> [Task goal]:
Every entry must be output exactly as it is written.

Data records for software interfaces:
>>>
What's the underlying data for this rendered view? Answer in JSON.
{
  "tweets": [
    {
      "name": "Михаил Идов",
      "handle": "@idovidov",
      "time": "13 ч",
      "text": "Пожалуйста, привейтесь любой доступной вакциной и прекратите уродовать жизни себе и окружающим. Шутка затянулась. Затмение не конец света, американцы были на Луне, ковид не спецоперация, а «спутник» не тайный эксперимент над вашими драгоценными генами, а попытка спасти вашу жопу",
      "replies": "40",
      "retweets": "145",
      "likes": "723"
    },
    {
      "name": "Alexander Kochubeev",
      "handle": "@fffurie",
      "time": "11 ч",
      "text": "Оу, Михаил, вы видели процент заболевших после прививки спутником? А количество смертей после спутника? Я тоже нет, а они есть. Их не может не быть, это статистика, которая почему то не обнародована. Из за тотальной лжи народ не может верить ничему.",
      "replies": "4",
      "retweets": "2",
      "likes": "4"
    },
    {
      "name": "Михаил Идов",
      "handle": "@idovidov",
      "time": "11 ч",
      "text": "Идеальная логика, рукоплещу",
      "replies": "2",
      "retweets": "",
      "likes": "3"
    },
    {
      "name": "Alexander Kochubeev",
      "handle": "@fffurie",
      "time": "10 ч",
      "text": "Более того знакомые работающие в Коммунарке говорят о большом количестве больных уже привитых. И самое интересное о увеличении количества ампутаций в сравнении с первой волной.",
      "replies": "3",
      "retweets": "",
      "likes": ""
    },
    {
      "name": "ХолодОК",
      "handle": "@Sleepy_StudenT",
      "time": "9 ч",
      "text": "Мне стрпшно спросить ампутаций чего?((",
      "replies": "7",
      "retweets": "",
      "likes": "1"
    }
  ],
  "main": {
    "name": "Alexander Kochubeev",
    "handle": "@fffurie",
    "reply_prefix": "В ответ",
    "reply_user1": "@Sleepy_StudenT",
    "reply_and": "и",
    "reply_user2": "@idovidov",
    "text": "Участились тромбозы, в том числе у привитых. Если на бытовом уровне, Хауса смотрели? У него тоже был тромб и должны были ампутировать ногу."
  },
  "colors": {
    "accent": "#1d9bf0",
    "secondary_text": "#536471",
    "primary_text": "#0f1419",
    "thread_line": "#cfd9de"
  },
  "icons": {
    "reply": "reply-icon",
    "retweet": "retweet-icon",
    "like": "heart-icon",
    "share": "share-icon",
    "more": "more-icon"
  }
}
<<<
> [Reply to the task]:
What's the underlying data for this rendered view? Answer in JSON.
{
  "tweets": [
    {
      "name": "Михаил Идов",
      "handle": "@idovidov",
      "time": "13 ч",
      "text": "Пожалуйста, привейтесь любой доступной вакциной и прекратите уродовать жизни себе и окружающим. Шутка затянулась. Затмение не конец света, американцы были на Луне, ковид не спецоперация, а «спутник» не тайный эксперимент над вашими драгоценными генами, а попытка спасти вашу жопу",
      "replies": "40",
      "retweets": "145",
      "likes": "723"
    },
    {
      "name": "Alexander Kochubeev",
      "handle": "@fffurie",
      "time": "11 ч",
      "text": "Оу, Михаил, вы видели процент заболевших после прививки спутником? А количество смертей после спутника? Я тоже нет, а они есть. Их не может не быть, это статистика, которая почему то не обнародована. Из за тотальной лжи народ не может верить ничему.",
      "replies": "4",
      "retweets": "2",
      "likes": "4"
    },
    {
      "name": "Михаил Идов",
      "handle": "@idovidov",
      "time": "11 ч",
      "text": "Идеальная логика, рукоплещу",
      "replies": "2",
      "retweets": "",
      "likes": "3"
    },
    {
      "name": "Alexander Kochubeev",
      "handle": "@fffurie",
      "time": "10 ч",
      "text": "Более того знакомые работающие в Коммунарке говорят о большом количестве больных уже привитых. И самое интересное о увеличении количества ампутаций в сравнении с первой волной.",
      "replies": "3",
      "retweets": "",
      "likes": ""
    },
    {
      "name": "ХолодОК",
      "handle": "@Sleepy_StudenT",
      "time": "9 ч",
      "text": "Мне стрпшно спросить ампутаций чего?((",
      "replies": "7",
      "retweets": "",
      "likes": "1"
    }
  ],
  "main": {
    "name": "Alexander Kochubeev",
    "handle": "@fffurie",
    "reply_prefix": "В ответ",
    "reply_user1": "@Sleepy_StudenT",
    "reply_and": "и",
    "reply_user2": "@idovidov",
    "text": "Участились тромбозы, в том числе у привитых. Если на бытовом уровне, Хауса смотрели? У него тоже был тромб и должны были ампутировать ногу."
  },
  "colors": {
    "accent": "#1d9bf0",
    "secondary_text": "#536471",
    "primary_text": "#0f1419",
    "thread_line": "#cfd9de"
  },
  "icons": {
    "reply": "reply-icon",
    "retweet": "retweet-icon",
    "like": "heart-icon",
    "share": "share-icon",
    "more": "more-icon"
  }
}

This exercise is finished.